  1. Toss the apricots, sugar, lemon zest and juice and vanilla in a large saucepan to combine, then mash slightly to release some of the apricot juice. Set aside for 10 minutes to allow the apricots to macerate and the sugar to dissolve. Meanwhile, place a small plate in the freezer to chill; this will be used to test the doneness of the jam.
  2. Place the saucepan over medium-high heat. (See Cook's Note for suggested add-in.) Bring the mixture to a boil and then reduce the heat to medium, stirring frequently. Continue to cook until the jam becomes thick and syrupy, about 35 minutes. To test doneness, place a small amount of the jam onto the chilled plate and freeze for 2 minutes. Drag your finger or a spoon through the jam. If it holds its shape and thickness, the jam is done; remove from the heat. If it's runny, continue to cook and test again in 5-minute increments. Once the jam has reached the right consistency, transfer to jars and cool completely before storing, tightly covered. The jam will keep in the refrigerator for up to 6 months.  

Cook’s Note

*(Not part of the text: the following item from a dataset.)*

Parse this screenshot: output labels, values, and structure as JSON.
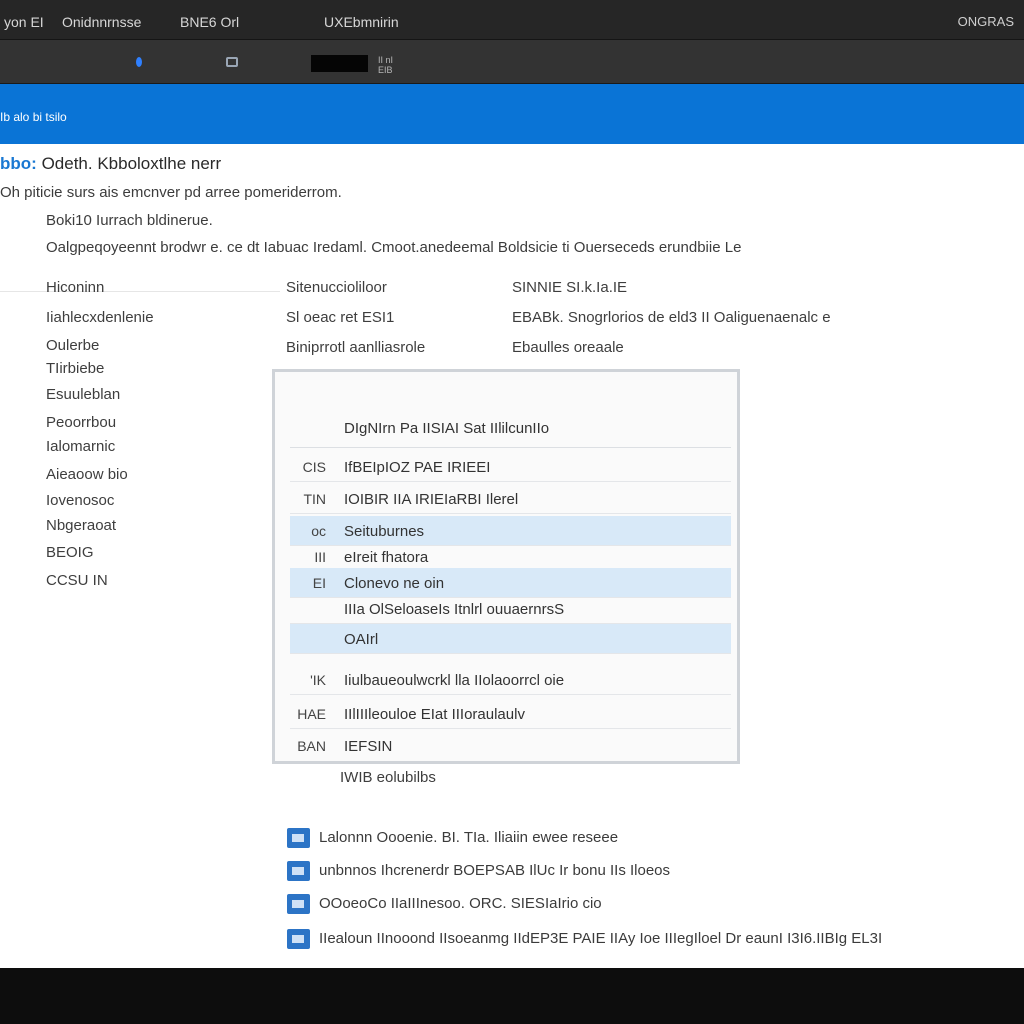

If using the vanilla bean half, add the seeds and the pod to the mixture before cooking; remove the pod before storing the jam. If you're looking for a change of pace, try adding 3 thyme sprigs wrapped in cheesecloth to the mixture after macerating; remove before storing. This savory addition makes it a great glaze for grilled chicken or pork or as an accompaniment to a cheese board.